═════ Task data

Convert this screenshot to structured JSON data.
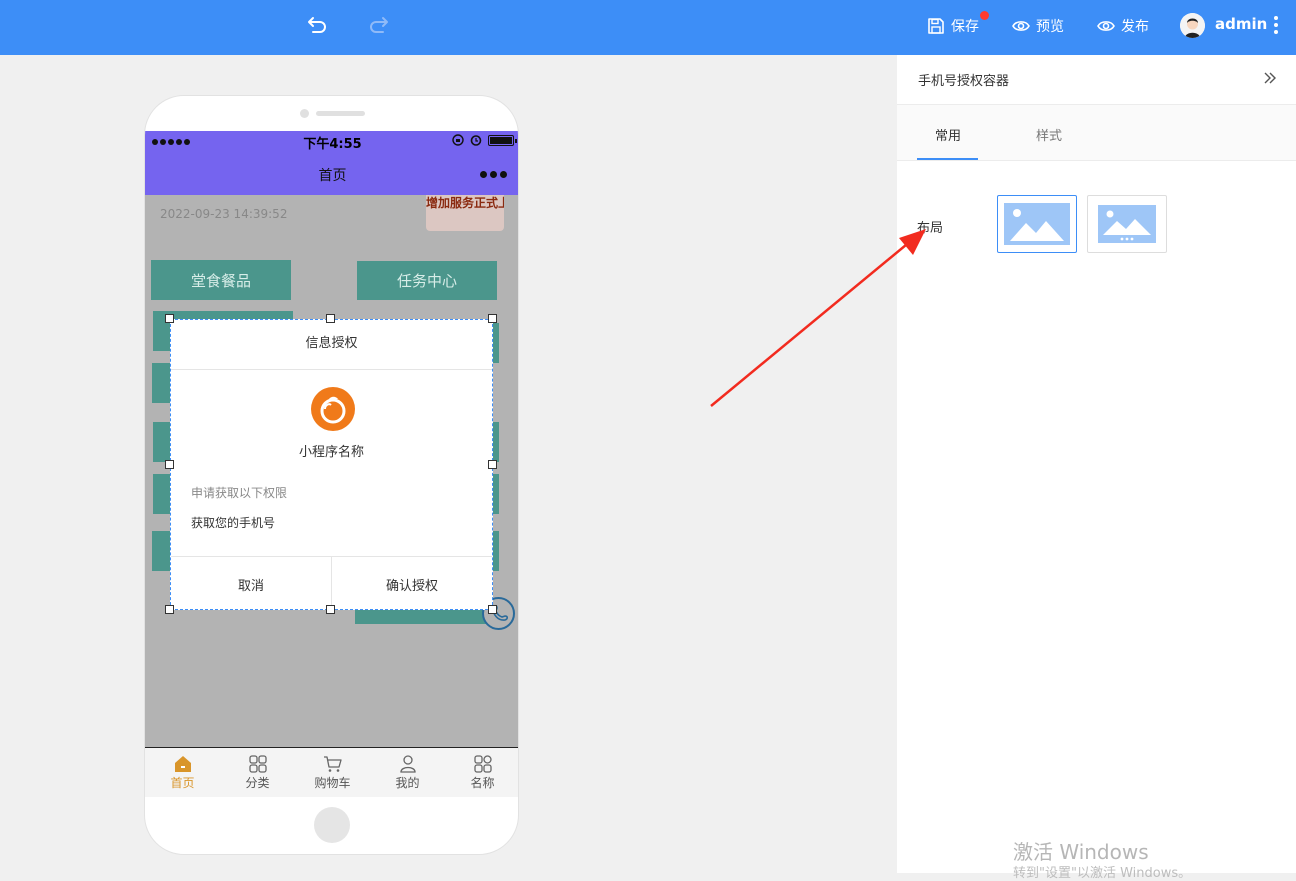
{
  "toolbar": {
    "save_label": "保存",
    "preview_label": "预览",
    "publish_label": "发布",
    "username": "admin"
  },
  "phone": {
    "status_time": "下午4:55",
    "nav_title": "首页",
    "date_text": "2022-09-23 14:39:52",
    "banner_text": "增加服务正式上",
    "blocks": [
      "堂食餐品",
      "任务中心"
    ],
    "tabbar": [
      "首页",
      "分类",
      "购物车",
      "我的",
      "名称"
    ]
  },
  "dialog": {
    "title": "信息授权",
    "app_name": "小程序名称",
    "request_text": "申请获取以下权限",
    "permission_text": "获取您的手机号",
    "cancel_label": "取消",
    "confirm_label": "确认授权"
  },
  "panel": {
    "title": "手机号授权容器",
    "tabs": [
      "常用",
      "样式"
    ],
    "layout_label": "布局"
  },
  "watermark": {
    "line1": "激活 Windows",
    "line2": "转到\"设置\"以激活 Windows。"
  },
  "colors": {
    "topbar": "#3d8ef7",
    "phone_nav": "#7564ef",
    "block_green": "#4b968c",
    "tab_active": "#d9952a",
    "annotation_arrow": "#f22b1f"
  }
}
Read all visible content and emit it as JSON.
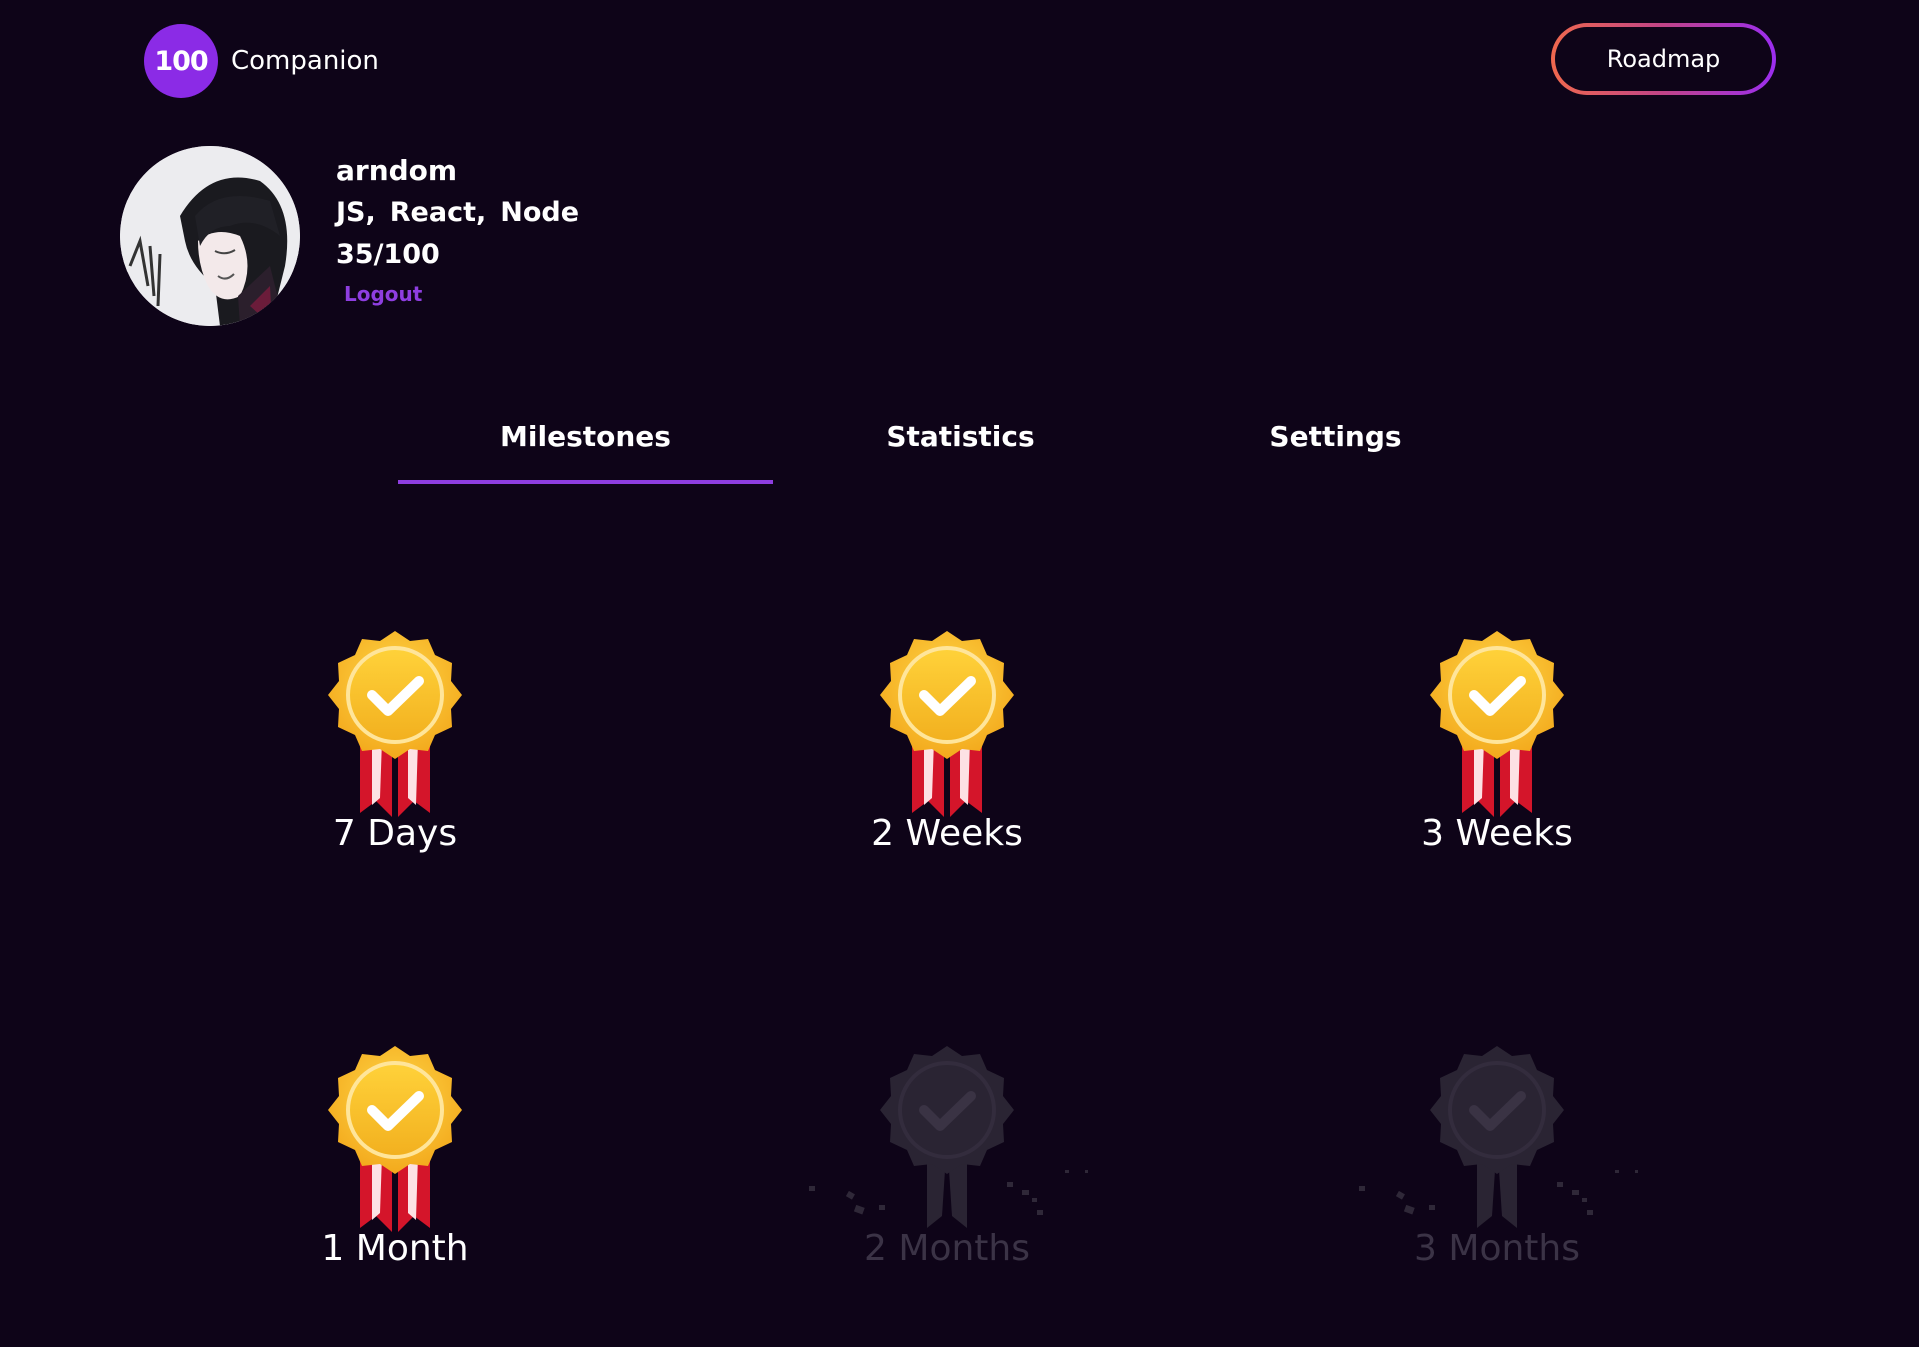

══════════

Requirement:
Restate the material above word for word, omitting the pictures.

Completed exercise:
Convert this screenshot to structured JSON data.
{
  "toolbar": {
    "save_label": "保存",
    "preview_label": "预览",
    "publish_label": "发布",
    "username": "admin"
  },
  "phone": {
    "status_time": "下午4:55",
    "nav_title": "首页",
    "date_text": "2022-09-23 14:39:52",
    "banner_text": "增加服务正式上",
    "blocks": [
      "堂食餐品",
      "任务中心"
    ],
    "tabbar": [
      "首页",
      "分类",
      "购物车",
      "我的",
      "名称"
    ]
  },
  "dialog": {
    "title": "信息授权",
    "app_name": "小程序名称",
    "request_text": "申请获取以下权限",
    "permission_text": "获取您的手机号",
    "cancel_label": "取消",
    "confirm_label": "确认授权"
  },
  "panel": {
    "title": "手机号授权容器",
    "tabs": [
      "常用",
      "样式"
    ],
    "layout_label": "布局"
  },
  "watermark": {
    "line1": "激活 Windows",
    "line2": "转到\"设置\"以激活 Windows。"
  },
  "colors": {
    "topbar": "#3d8ef7",
    "phone_nav": "#7564ef",
    "block_green": "#4b968c",
    "tab_active": "#d9952a",
    "annotation_arrow": "#f22b1f"
  }
}
Read all visible content and emit it as JSON.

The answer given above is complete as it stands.